EXCERPTED RECORDS |
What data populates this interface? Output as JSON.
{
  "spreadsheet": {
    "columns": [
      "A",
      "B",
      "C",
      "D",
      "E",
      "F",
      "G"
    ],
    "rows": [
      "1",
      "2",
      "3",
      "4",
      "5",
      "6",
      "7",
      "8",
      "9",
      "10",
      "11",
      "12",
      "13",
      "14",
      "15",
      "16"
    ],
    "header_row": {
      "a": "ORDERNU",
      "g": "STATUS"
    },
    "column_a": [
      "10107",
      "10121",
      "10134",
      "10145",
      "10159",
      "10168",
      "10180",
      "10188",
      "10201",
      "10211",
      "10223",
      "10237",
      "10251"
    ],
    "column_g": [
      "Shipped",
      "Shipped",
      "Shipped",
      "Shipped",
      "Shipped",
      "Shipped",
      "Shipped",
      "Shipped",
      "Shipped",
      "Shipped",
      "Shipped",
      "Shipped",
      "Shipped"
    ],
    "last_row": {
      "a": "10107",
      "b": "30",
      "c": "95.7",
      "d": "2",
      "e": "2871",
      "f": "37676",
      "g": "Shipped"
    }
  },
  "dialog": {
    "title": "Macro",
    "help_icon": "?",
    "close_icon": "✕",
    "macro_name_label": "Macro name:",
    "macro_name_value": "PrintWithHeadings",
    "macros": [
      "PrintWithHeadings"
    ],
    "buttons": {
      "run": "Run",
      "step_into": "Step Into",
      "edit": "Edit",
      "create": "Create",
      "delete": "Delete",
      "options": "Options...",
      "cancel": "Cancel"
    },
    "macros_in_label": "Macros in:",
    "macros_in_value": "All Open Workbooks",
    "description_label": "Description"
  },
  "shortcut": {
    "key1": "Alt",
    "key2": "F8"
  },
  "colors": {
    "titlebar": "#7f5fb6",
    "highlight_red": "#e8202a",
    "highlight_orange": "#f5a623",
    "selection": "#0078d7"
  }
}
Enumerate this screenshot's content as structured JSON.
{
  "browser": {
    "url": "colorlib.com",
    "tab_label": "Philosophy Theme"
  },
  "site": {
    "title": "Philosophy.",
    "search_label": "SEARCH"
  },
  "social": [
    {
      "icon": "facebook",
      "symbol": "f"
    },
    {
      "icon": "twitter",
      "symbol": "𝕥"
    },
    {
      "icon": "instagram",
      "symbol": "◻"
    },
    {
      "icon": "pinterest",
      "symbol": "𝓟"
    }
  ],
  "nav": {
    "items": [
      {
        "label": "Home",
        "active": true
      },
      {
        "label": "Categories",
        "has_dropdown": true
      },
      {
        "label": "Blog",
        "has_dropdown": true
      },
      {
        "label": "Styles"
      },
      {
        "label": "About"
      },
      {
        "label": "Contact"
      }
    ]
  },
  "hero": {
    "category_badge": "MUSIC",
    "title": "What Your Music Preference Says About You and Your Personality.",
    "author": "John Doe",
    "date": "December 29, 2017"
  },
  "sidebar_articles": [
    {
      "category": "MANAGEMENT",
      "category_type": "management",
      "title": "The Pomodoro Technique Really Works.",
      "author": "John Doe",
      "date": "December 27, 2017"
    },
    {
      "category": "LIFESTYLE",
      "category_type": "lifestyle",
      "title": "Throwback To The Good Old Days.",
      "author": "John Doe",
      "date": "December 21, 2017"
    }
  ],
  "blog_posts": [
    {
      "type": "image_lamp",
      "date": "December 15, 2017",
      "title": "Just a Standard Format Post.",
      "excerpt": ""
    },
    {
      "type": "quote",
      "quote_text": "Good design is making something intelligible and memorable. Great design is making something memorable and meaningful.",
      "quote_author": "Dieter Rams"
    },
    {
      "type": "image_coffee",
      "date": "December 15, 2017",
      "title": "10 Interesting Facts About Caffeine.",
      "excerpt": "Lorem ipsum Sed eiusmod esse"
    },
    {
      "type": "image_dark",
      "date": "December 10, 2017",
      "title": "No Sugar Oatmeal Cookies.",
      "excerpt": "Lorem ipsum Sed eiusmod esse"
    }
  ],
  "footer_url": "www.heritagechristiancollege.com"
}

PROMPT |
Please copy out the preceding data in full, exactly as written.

ANSWER TO THIS TASK |
What data populates this interface? Output as JSON.
{
  "spreadsheet": {
    "columns": [
      "A",
      "B",
      "C",
      "D",
      "E",
      "F",
      "G"
    ],
    "rows": [
      "1",
      "2",
      "3",
      "4",
      "5",
      "6",
      "7",
      "8",
      "9",
      "10",
      "11",
      "12",
      "13",
      "14",
      "15",
      "16"
    ],
    "header_row": {
      "a": "ORDERNU",
      "g": "STATUS"
    },
    "column_a": [
      "10107",
      "10121",
      "10134",
      "10145",
      "10159",
      "10168",
      "10180",
      "10188",
      "10201",
      "10211",
      "10223",
      "10237",
      "10251"
    ],
    "column_g": [
      "Shipped",
      "Shipped",
      "Shipped",
      "Shipped",
      "Shipped",
      "Shipped",
      "Shipped",
      "Shipped",
      "Shipped",
      "Shipped",
      "Shipped",
      "Shipped",
      "Shipped"
    ],
    "last_row": {
      "a": "10107",
      "b": "30",
      "c": "95.7",
      "d": "2",
      "e": "2871",
      "f": "37676",
      "g": "Shipped"
    }
  },
  "dialog": {
    "title": "Macro",
    "help_icon": "?",
    "close_icon": "✕",
    "macro_name_label": "Macro name:",
    "macro_name_value": "PrintWithHeadings",
    "macros": [
      "PrintWithHeadings"
    ],
    "buttons": {
      "run": "Run",
      "step_into": "Step Into",
      "edit": "Edit",
      "create": "Create",
      "delete": "Delete",
      "options": "Options...",
      "cancel": "Cancel"
    },
    "macros_in_label": "Macros in:",
    "macros_in_value": "All Open Workbooks",
    "description_label": "Description"
  },
  "shortcut": {
    "key1": "Alt",
    "key2": "F8"
  },
  "colors": {
    "titlebar": "#7f5fb6",
    "highlight_red": "#e8202a",
    "highlight_orange": "#f5a623",
    "selection": "#0078d7"
  }
}
Enumerate this screenshot's content as structured JSON.
{
  "browser": {
    "url": "colorlib.com",
    "tab_label": "Philosophy Theme"
  },
  "site": {
    "title": "Philosophy.",
    "search_label": "SEARCH"
  },
  "social": [
    {
      "icon": "facebook",
      "symbol": "f"
    },
    {
      "icon": "twitter",
      "symbol": "𝕥"
    },
    {
      "icon": "instagram",
      "symbol": "◻"
    },
    {
      "icon": "pinterest",
      "symbol": "𝓟"
    }
  ],
  "nav": {
    "items": [
      {
        "label": "Home",
        "active": true
      },
      {
        "label": "Categories",
        "has_dropdown": true
      },
      {
        "label": "Blog",
        "has_dropdown": true
      },
      {
        "label": "Styles"
      },
      {
        "label": "About"
      },
      {
        "label": "Contact"
      }
    ]
  },
  "hero": {
    "category_badge": "MUSIC",
    "title": "What Your Music Preference Says About You and Your Personality.",
    "author": "John Doe",
    "date": "December 29, 2017"
  },
  "sidebar_articles": [
    {
      "category": "MANAGEMENT",
      "category_type": "management",
      "title": "The Pomodoro Technique Really Works.",
      "author": "John Doe",
      "date": "December 27, 2017"
    },
    {
      "category": "LIFESTYLE",
      "category_type": "lifestyle",
      "title": "Throwback To The Good Old Days.",
      "author": "John Doe",
      "date": "December 21, 2017"
    }
  ],
  "blog_posts": [
    {
      "type": "image_lamp",
      "date": "December 15, 2017",
      "title": "Just a Standard Format Post.",
      "excerpt": ""
    },
    {
      "type": "quote",
      "quote_text": "Good design is making something intelligible and memorable. Great design is making something memorable and meaningful.",
      "quote_author": "Dieter Rams"
    },
    {
      "type": "image_coffee",
      "date": "December 15, 2017",
      "title": "10 Interesting Facts About Caffeine.",
      "excerpt": "Lorem ipsum Sed eiusmod esse"
    },
    {
      "type": "image_dark",
      "date": "December 10, 2017",
      "title": "No Sugar Oatmeal Cookies.",
      "excerpt": "Lorem ipsum Sed eiusmod esse"
    }
  ],
  "footer_url": "www.heritagechristiancollege.com"
}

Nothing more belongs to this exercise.